So today when I grow up, I wanna be an archivist. Which, I recognize, may not be an actual legit way for me to make a living....given the choices that have led me to the particular middle age where I find myself.
as a result, I've been trying to cultivate the archive of the Rudd Family Blog and catch our (massive!) audience up to the present moment.
In doing so I included this picture of me and my former-student / present-friend, Alyssa:
I stole this picture from Alyssa's Facebook album, but then.....excised us from the context where actually were, and instead inserted on this lawn at Harvard University.
I don't teach at Harvard University. Nor would I (in my honest-ist moments) ever want to.
But the real photo? Is just confusing:
It looks like some version of an amusement park inside a convention center hotel.
Which isn't far from the truth. It's the lobby of the local mega-church which my little University rents for graduation ceremonies.

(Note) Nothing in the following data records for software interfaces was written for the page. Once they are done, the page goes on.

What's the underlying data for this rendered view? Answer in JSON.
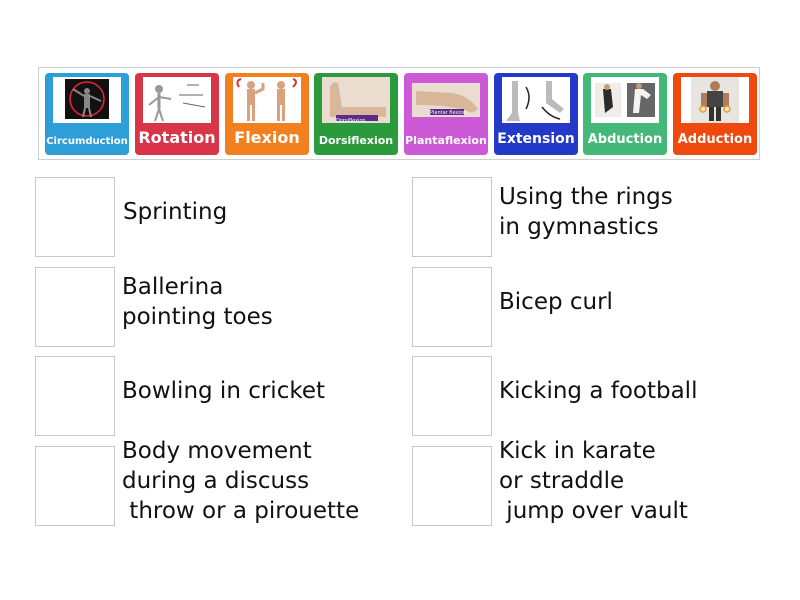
{
  "tiles": [
    {
      "label": "Circumduction",
      "color": "#2e9ed8",
      "icon": "arm-circle-photo-icon"
    },
    {
      "label": "Rotation",
      "color": "#d83548",
      "icon": "skeleton-rotation-diagram-icon"
    },
    {
      "label": "Flexion",
      "color": "#f2801f",
      "icon": "flexion-extension-figures-icon"
    },
    {
      "label": "Dorsiflexion",
      "color": "#2a9a3c",
      "icon": "foot-dorsiflexion-photo-icon",
      "caption": "Dorsiflexion"
    },
    {
      "label": "Plantaflexion",
      "color": "#cc59d6",
      "icon": "foot-plantar-flexion-photo-icon",
      "caption": "Plantar flexion"
    },
    {
      "label": "Extension",
      "color": "#2439c7",
      "icon": "leg-extension-figures-icon"
    },
    {
      "label": "Abduction",
      "color": "#43b878",
      "icon": "karate-kick-photo-icon"
    },
    {
      "label": "Adduction",
      "color": "#f0490f",
      "icon": "rings-gymnast-photo-icon"
    }
  ],
  "items": [
    {
      "text": "Sprinting"
    },
    {
      "text": "Using the rings\nin gymnastics"
    },
    {
      "text": "Ballerina\npointing toes"
    },
    {
      "text": "Bicep curl"
    },
    {
      "text": "Bowling in cricket"
    },
    {
      "text": "Kicking a football"
    },
    {
      "text": "Body movement\nduring a discuss\n throw or a pirouette"
    },
    {
      "text": "Kick in karate\nor straddle\n jump over vault"
    }
  ]
}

And honestly, the auditorium where the actual ritual takes place is much nicer than the big fieldhouses and football stadiums where many larger universities hold their ceremonies.
And the truth is that this second photo does refer quite accurately to the strange (and to me uneasy) relationship that my place-of-employment maintains with local evangelicals. Treehouses and coffeeshops in vast mall-like foyers *are* definitive of this brand of contemporary worship centers. BUT they didn't really make any sense in terms of the story I was telling with the other post.
So I quickly googled the words that I knew would register precisely the indexicality that I wanted the image to imbue. Harvard University. I did blur it out a bit, as a kind of statement of protest against our culture's adulation for a model of University Education that really reinforces all kinds of classist presuppositions.
But I felt guilty about the little lie, so I thought I'd write a quick justification over here on this blog....to balance my guilt with thoughtful intentionality. Telling stories with images always demands editing, staging and the manipulation of perspective.....
I've long suggested that tiny lies in stories are both inevitable and helpful. They are the very DNA of fiction....but my ambivalence for promotion-driven, image-obsessed gloss feels like a difficult counterweight to balance. And I recognize that my own disdain for the middle-class kitschy aesthetics that surround my suburban existence also motivates this particular pretension...
Ahh the neverending spirals of reflexive, narcissistic blogging....